However, there are two restrictions. First, the premiums and other medical expenses have to exceed 10% of your adjusted gross income. Second, there’s a limit on the total long-term care premium that you can deduct depending on your age

Is your policy qualified for all these tax deductions? If you bought it before January 2, 1997, yes. If not, it must meet certain federal requirements.

Is the use of a Reverse Mortgage an option?

There’s a good chance that the equity you have in your home is the largest single asset you have. A reverse mortgage is a way of tapping into home equity without creating monthly payments like a home equity loan, and you don’t have to pay the money back during your lifetime. Instead of making payments, the cash flow is reversed and you receive payments from the bank. If you do not pay the interest, it will accrue against the value of the home.

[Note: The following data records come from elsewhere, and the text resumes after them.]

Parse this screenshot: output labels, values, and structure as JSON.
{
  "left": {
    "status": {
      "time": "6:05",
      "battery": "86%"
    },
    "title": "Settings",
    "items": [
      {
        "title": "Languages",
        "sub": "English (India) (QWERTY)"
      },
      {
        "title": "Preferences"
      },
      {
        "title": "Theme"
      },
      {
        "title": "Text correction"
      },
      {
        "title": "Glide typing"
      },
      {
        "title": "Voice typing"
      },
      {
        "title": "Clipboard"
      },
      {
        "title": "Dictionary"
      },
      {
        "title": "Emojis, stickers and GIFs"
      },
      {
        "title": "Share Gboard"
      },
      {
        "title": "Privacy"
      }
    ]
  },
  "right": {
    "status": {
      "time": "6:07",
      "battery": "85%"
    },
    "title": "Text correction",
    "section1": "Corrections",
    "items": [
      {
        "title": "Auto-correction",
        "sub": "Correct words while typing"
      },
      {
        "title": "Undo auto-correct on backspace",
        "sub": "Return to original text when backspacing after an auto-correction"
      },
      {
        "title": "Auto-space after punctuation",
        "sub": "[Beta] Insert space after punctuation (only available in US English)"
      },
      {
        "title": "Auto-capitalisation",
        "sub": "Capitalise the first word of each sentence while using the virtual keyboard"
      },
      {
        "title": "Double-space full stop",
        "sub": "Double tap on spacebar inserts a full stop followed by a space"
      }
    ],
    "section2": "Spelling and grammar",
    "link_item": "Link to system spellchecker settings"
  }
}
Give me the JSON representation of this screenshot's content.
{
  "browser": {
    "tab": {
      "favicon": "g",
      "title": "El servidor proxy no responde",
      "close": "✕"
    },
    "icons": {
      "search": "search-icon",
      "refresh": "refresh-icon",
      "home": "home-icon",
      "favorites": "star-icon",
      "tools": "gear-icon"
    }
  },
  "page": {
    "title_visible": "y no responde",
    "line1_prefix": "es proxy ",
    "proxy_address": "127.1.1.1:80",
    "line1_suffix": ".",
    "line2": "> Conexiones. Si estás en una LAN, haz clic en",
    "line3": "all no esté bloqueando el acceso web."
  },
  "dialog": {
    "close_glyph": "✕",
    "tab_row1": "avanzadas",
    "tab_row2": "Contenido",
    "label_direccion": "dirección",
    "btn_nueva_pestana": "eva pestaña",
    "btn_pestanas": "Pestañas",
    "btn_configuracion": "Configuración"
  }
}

Any interest paid is deductible against income, just like standard “forward” mortgage interest. The loan is not due and payable until you sell, move out permanently, or pass away. At such time, the balance of borrowed funds is due with any additional remaining equity belonging to you or your beneficiaries.

What about Annuities?

Over the past several weeks, I’ve had a lot to say about annuities – and I trust you’ve found that guidance valuable. Well, there has been a recent trend towards using annuities as a vehicle not just to provide retirement income, but also long-term care coverage.

If your financial advisor believes that this is a good option for you, then it’s worth considering because it can combine two functions at the same time. Naturally there are costs to be weighed, costs that may be hidden in the fine print. But that is why we recommend using a fee-for-service independent financial advisor.

Bottom line: Long-term care is expensive, and figuring out how to pay for it is challenging. But the time to make these decisions and plan for your future is now, not when you need the services. Consider this an important task to complete, along with health directives and powers of attorney that should all be prepared while you are still completely healthy.

In the meantime, as always, be sure to check the safety rating of any insurer you use on the Weiss Ratings website.

Think Safety,

Gavin Magor

Gavin has more than 30 years of international experience in credit-risk management, commercial lending and insurance, banking and stock analysis and holds an MBA. Gavin oversees the Weiss ratings process, developing the methodology for Weiss’ Sovereign Debt and Global Bank Ratings. Gavin has appeared on both radio and television, including ABC and NBC as an expert in insurance, bank and stock ratings and has been quoted by CNBC, The New York Times, Los Angeles Times, and Reuters as well as several regional newspapers and trade media.